It is hundreds of thousands of protesters who give the Ukrainian revolution its meaning and significance. The power of the current social protests is indeed fascinating. People self-organize via social networking websites and offline; they cook food and make hot drinks, provide other protesters with warm clothes, accommodation, medical assistance and legal advice, read academic lectures on streets, build barricades, ensure safety of the protests, put up prayer tents, clean up the occupied public spaces. They display almost a perfect case of horizontal forms of organization and leaderless resistance to the ruling elites.
The lesson drawn from the failure of the “Orange revolution” tells people not to rely too much on politicians, not to put too much trust in them, like they did with Viktor Yushchenko, who failed them. That this lesson has been learnt is one reason why civil society is now so strong.
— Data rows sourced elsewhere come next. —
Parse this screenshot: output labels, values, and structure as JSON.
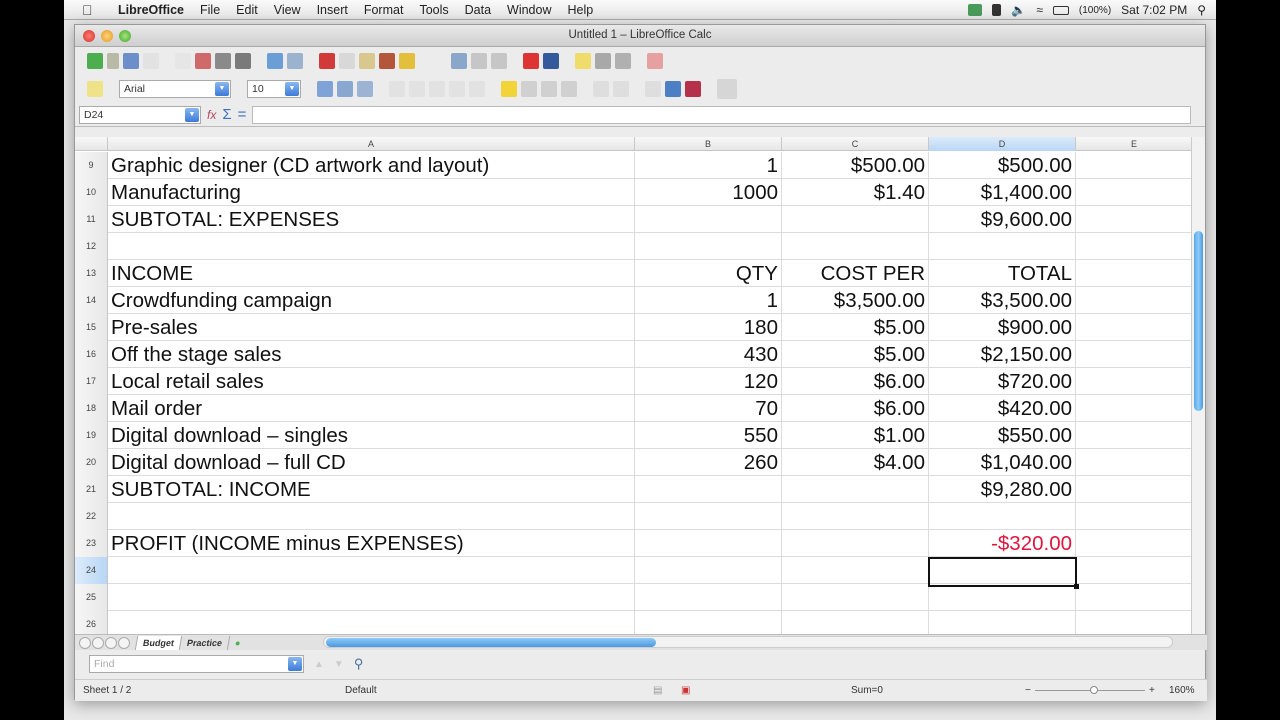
{
  "menubar": {
    "app_name": "LibreOffice",
    "items": [
      "File",
      "Edit",
      "View",
      "Insert",
      "Format",
      "Tools",
      "Data",
      "Window",
      "Help"
    ],
    "battery": "(100%)",
    "clock": "Sat 7:02 PM"
  },
  "window": {
    "title": "Untitled 1 – LibreOffice Calc"
  },
  "format_toolbar": {
    "font_name": "Arial",
    "font_size": "10"
  },
  "formula_bar": {
    "name_box": "D24",
    "formula": ""
  },
  "columns": [
    "A",
    "B",
    "C",
    "D",
    "E"
  ],
  "selected_column": "D",
  "selected_row": "24",
  "rows": [
    {
      "num": "9",
      "A": "Graphic designer (CD artwork and layout)",
      "B": "1",
      "C": "$500.00",
      "D": "$500.00"
    },
    {
      "num": "10",
      "A": "Manufacturing",
      "B": "1000",
      "C": "$1.40",
      "D": "$1,400.00"
    },
    {
      "num": "11",
      "A": "SUBTOTAL: EXPENSES",
      "B": "",
      "C": "",
      "D": "$9,600.00"
    },
    {
      "num": "12",
      "A": "",
      "B": "",
      "C": "",
      "D": ""
    },
    {
      "num": "13",
      "A": "INCOME",
      "B": "QTY",
      "C": "COST PER",
      "D": "TOTAL"
    },
    {
      "num": "14",
      "A": "Crowdfunding campaign",
      "B": "1",
      "C": "$3,500.00",
      "D": "$3,500.00"
    },
    {
      "num": "15",
      "A": "Pre-sales",
      "B": "180",
      "C": "$5.00",
      "D": "$900.00"
    },
    {
      "num": "16",
      "A": "Off the stage sales",
      "B": "430",
      "C": "$5.00",
      "D": "$2,150.00"
    },
    {
      "num": "17",
      "A": "Local retail sales",
      "B": "120",
      "C": "$6.00",
      "D": "$720.00"
    },
    {
      "num": "18",
      "A": "Mail order",
      "B": "70",
      "C": "$6.00",
      "D": "$420.00"
    },
    {
      "num": "19",
      "A": "Digital download – singles",
      "B": "550",
      "C": "$1.00",
      "D": "$550.00"
    },
    {
      "num": "20",
      "A": "Digital download – full CD",
      "B": "260",
      "C": "$4.00",
      "D": "$1,040.00"
    },
    {
      "num": "21",
      "A": "SUBTOTAL: INCOME",
      "B": "",
      "C": "",
      "D": "$9,280.00"
    },
    {
      "num": "22",
      "A": "",
      "B": "",
      "C": "",
      "D": ""
    },
    {
      "num": "23",
      "A": "PROFIT (INCOME minus EXPENSES)",
      "B": "",
      "C": "",
      "D": "-$320.00"
    },
    {
      "num": "24",
      "A": "",
      "B": "",
      "C": "",
      "D": ""
    },
    {
      "num": "25",
      "A": "",
      "B": "",
      "C": "",
      "D": ""
    },
    {
      "num": "26",
      "A": "",
      "B": "",
      "C": "",
      "D": ""
    }
  ],
  "negative_color": "#e0143c",
  "sheet_tabs": [
    "Budget",
    "Practice"
  ],
  "active_sheet": "Budget",
  "find": {
    "placeholder": "Find"
  },
  "status": {
    "sheet": "Sheet 1 / 2",
    "page_style": "Default",
    "sum": "Sum=0",
    "zoom": "160%"
  }
}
Today, it is the Ukrainian pro-European civil society that confers power on the political opposition. Otherwise, the political opposition would now have no power in the Ukrainian political sphere at all. The political opposition, mostly represented in the protests by three parliamentary political parties (UDAR, Bat’kivschnya and Svoboda), must comprehend the demands of civil society regarding the “rebooting” of Ukraine, and it should offer civil society a very clear plan of such an overhaul.
A conciliatory deal struck between the opposition and the ruling elites would not satisfy Ukrainian civil society, and if civil society sees that the opposition is simply using hundreds of thousands of protesters to secure its own bargaining power, it will withdraw its support. It is worth noting that, according to the latest public opinion poll by the Kyiv International Institute of Sociology, only 5.4 per cent of the protesters were mobilized by the opposition parties; the rest were driven by their own conscience. Even if the pro-European protesters are ready to give the opposition a chance at early or regular elections, civil society needs solid guarantees that Ukraine will be “rebooted” and that the people will have a strong say in the process of Ukraine’s development after the opposition — sooner or later — takes power. In a new Ukraine, power should be decentralized and parliamentary democracy re-established; civil society itself will need to influence politics and the economy through a genuinely independent media, efficient social councils, community-based initiatives, influential NGOs and vibrant trade unions, among others.
This is why the opposition must offer a coherent and well-defined strategy as to how exactly it is going to structure the Ukrainian state in political, social, economic, cultural and intellectual terms. Because an increasingly self-aware civil society is not interested in simply changing the name of president. The pro-European protesters on the streets of Ukrainian cities are not wasting their time — let alone their careers, health and lives — for a political messiah. They are the messiah for whom they themselves have been waiting for more than 20 years. They just need the kind of political representation that understands their message and makes it a reality.